__What is needed__
Your task is to print all of the entries exactly, though the pictures should not be included.

__Stored data entries__
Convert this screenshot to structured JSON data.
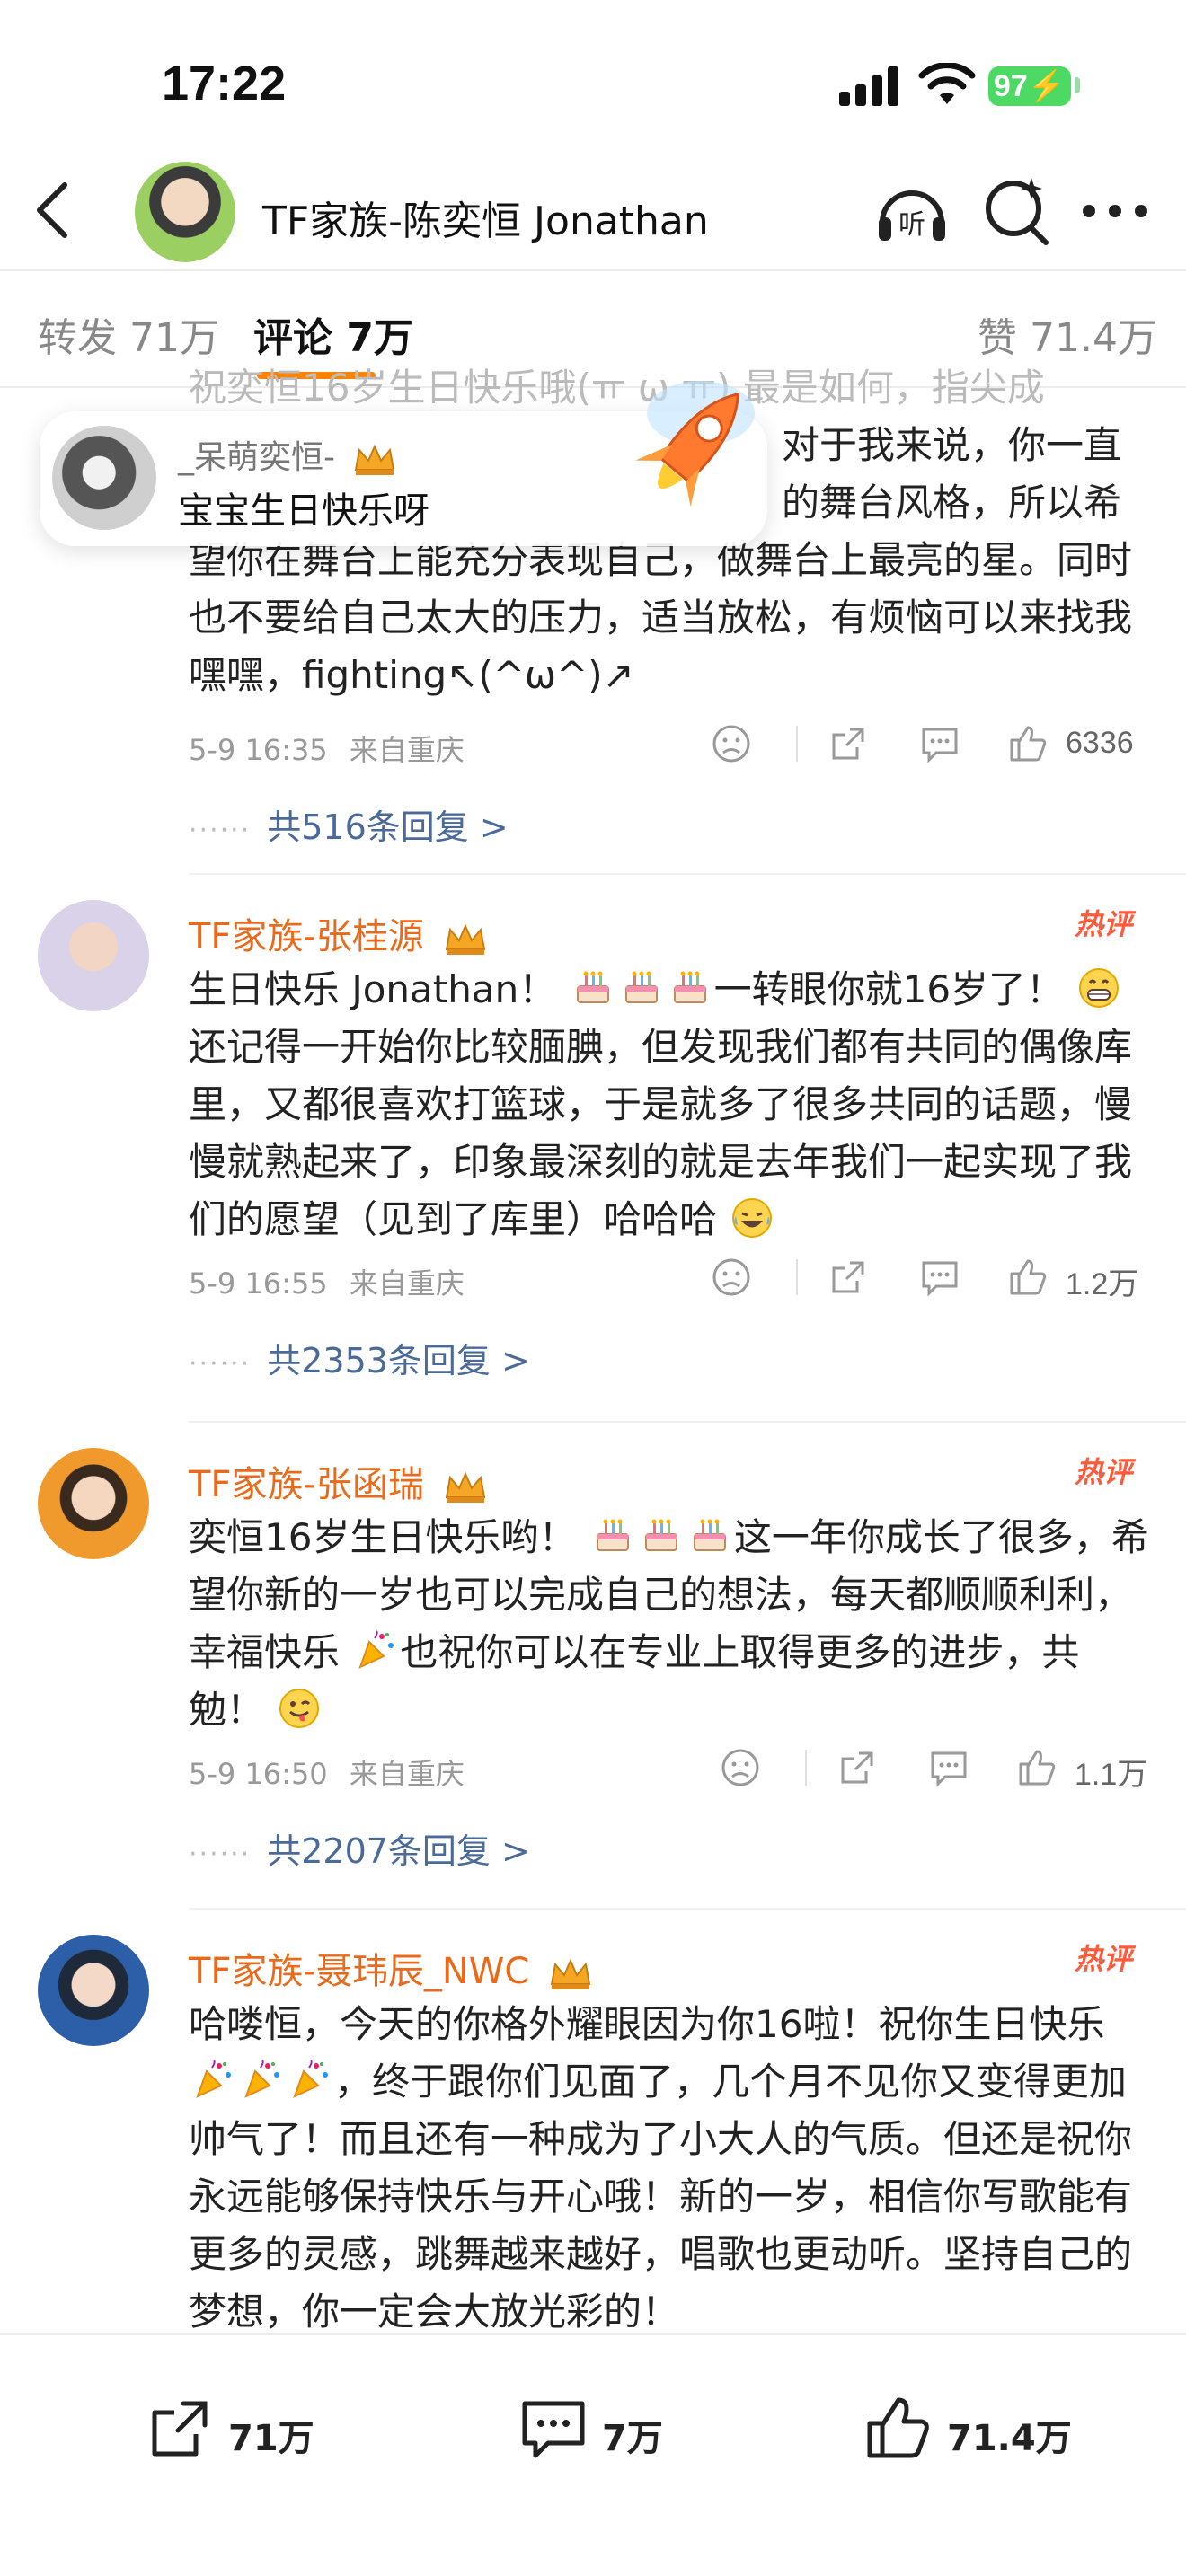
{
  "status_bar": {
    "time": "17:22",
    "battery": "97"
  },
  "nav": {
    "title": "TF家族-陈奕恒 Jonathan"
  },
  "tabs": {
    "repost": "转发 71万",
    "comments": "评论 7万",
    "likes": "赞 71.4万"
  },
  "top_comment": {
    "text_partial_1": "祝奕恒16岁生日快乐哦(ㅠ ω ㅠ) 最是如何，指尖成",
    "text_partial_2": "对于我来说，你一直",
    "text_partial_3": "的舞台风格，所以希",
    "text_lines": "望你在舞台上能充分表现自己，做舞台上最亮的星。同时也不要给自己太大的压力，适当放松，有烦恼可以来找我嘿嘿，fighting↖(^ω^)↗",
    "time": "5-9 16:35",
    "location": "来自重庆",
    "likes": "6336",
    "replies": "共516条回复 >"
  },
  "bubble": {
    "name": "_呆萌奕恒-",
    "text": "宝宝生日快乐呀"
  },
  "comments": [
    {
      "name": "TF家族-张桂源",
      "hot": "热评",
      "text_a": "生日快乐 Jonathan！",
      "text_b": "一转眼你就16岁了！",
      "text_c": "还记得一开始你比较腼腆，但发现我们都有共同的偶像库里，又都很喜欢打篮球，于是就多了很多共同的话题，慢慢就熟起来了，印象最深刻的就是去年我们一起实现了我们的愿望（见到了库里）哈哈哈",
      "time": "5-9 16:55",
      "location": "来自重庆",
      "likes": "1.2万",
      "replies": "共2353条回复 >"
    },
    {
      "name": "TF家族-张函瑞",
      "hot": "热评",
      "text_a": "奕恒16岁生日快乐哟！",
      "text_b": "这一年你成长了很多，希望你新的一岁也可以完成自己的想法，每天都顺顺利利，幸福快乐",
      "text_c": "也祝你可以在专业上取得更多的进步，共勉！",
      "time": "5-9 16:50",
      "location": "来自重庆",
      "likes": "1.1万",
      "replies": "共2207条回复 >"
    },
    {
      "name": "TF家族-聂玮辰_NWC",
      "hot": "热评",
      "text_a": "哈喽恒，今天的你格外耀眼因为你16啦！祝你生日快乐",
      "text_b": "，终于跟你们见面了，几个月不见你又变得更加帅气了！而且还有一种成为了小大人的气质。但还是祝你永远能够保持快乐与开心哦！新的一岁，相信你写歌能有更多的灵感，跳舞越来越好，唱歌也更动听。坚持自己的梦想，你一定会大放光彩的！"
    }
  ],
  "bottom_bar": {
    "repost": "71万",
    "comment": "7万",
    "like": "71.4万"
  },
  "colors": {
    "accent": "#ff8200",
    "name": "#e86a1a",
    "link": "#4a6a9a",
    "battery": "#4cd964"
  }
}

__Answer section__
Convert this screenshot to structured JSON data.
{
  "status_bar": {
    "time": "17:22",
    "battery": "97"
  },
  "nav": {
    "title": "TF家族-陈奕恒 Jonathan"
  },
  "tabs": {
    "repost": "转发 71万",
    "comments": "评论 7万",
    "likes": "赞 71.4万"
  },
  "top_comment": {
    "text_partial_1": "祝奕恒16岁生日快乐哦(ㅠ ω ㅠ) 最是如何，指尖成",
    "text_partial_2": "对于我来说，你一直",
    "text_partial_3": "的舞台风格，所以希",
    "text_lines": "望你在舞台上能充分表现自己，做舞台上最亮的星。同时也不要给自己太大的压力，适当放松，有烦恼可以来找我嘿嘿，fighting↖(^ω^)↗",
    "time": "5-9 16:35",
    "location": "来自重庆",
    "likes": "6336",
    "replies": "共516条回复 >"
  },
  "bubble": {
    "name": "_呆萌奕恒-",
    "text": "宝宝生日快乐呀"
  },
  "comments": [
    {
      "name": "TF家族-张桂源",
      "hot": "热评",
      "text_a": "生日快乐 Jonathan！",
      "text_b": "一转眼你就16岁了！",
      "text_c": "还记得一开始你比较腼腆，但发现我们都有共同的偶像库里，又都很喜欢打篮球，于是就多了很多共同的话题，慢慢就熟起来了，印象最深刻的就是去年我们一起实现了我们的愿望（见到了库里）哈哈哈",
      "time": "5-9 16:55",
      "location": "来自重庆",
      "likes": "1.2万",
      "replies": "共2353条回复 >"
    },
    {
      "name": "TF家族-张函瑞",
      "hot": "热评",
      "text_a": "奕恒16岁生日快乐哟！",
      "text_b": "这一年你成长了很多，希望你新的一岁也可以完成自己的想法，每天都顺顺利利，幸福快乐",
      "text_c": "也祝你可以在专业上取得更多的进步，共勉！",
      "time": "5-9 16:50",
      "location": "来自重庆",
      "likes": "1.1万",
      "replies": "共2207条回复 >"
    },
    {
      "name": "TF家族-聂玮辰_NWC",
      "hot": "热评",
      "text_a": "哈喽恒，今天的你格外耀眼因为你16啦！祝你生日快乐",
      "text_b": "，终于跟你们见面了，几个月不见你又变得更加帅气了！而且还有一种成为了小大人的气质。但还是祝你永远能够保持快乐与开心哦！新的一岁，相信你写歌能有更多的灵感，跳舞越来越好，唱歌也更动听。坚持自己的梦想，你一定会大放光彩的！"
    }
  ],
  "bottom_bar": {
    "repost": "71万",
    "comment": "7万",
    "like": "71.4万"
  },
  "colors": {
    "accent": "#ff8200",
    "name": "#e86a1a",
    "link": "#4a6a9a",
    "battery": "#4cd964"
  }
}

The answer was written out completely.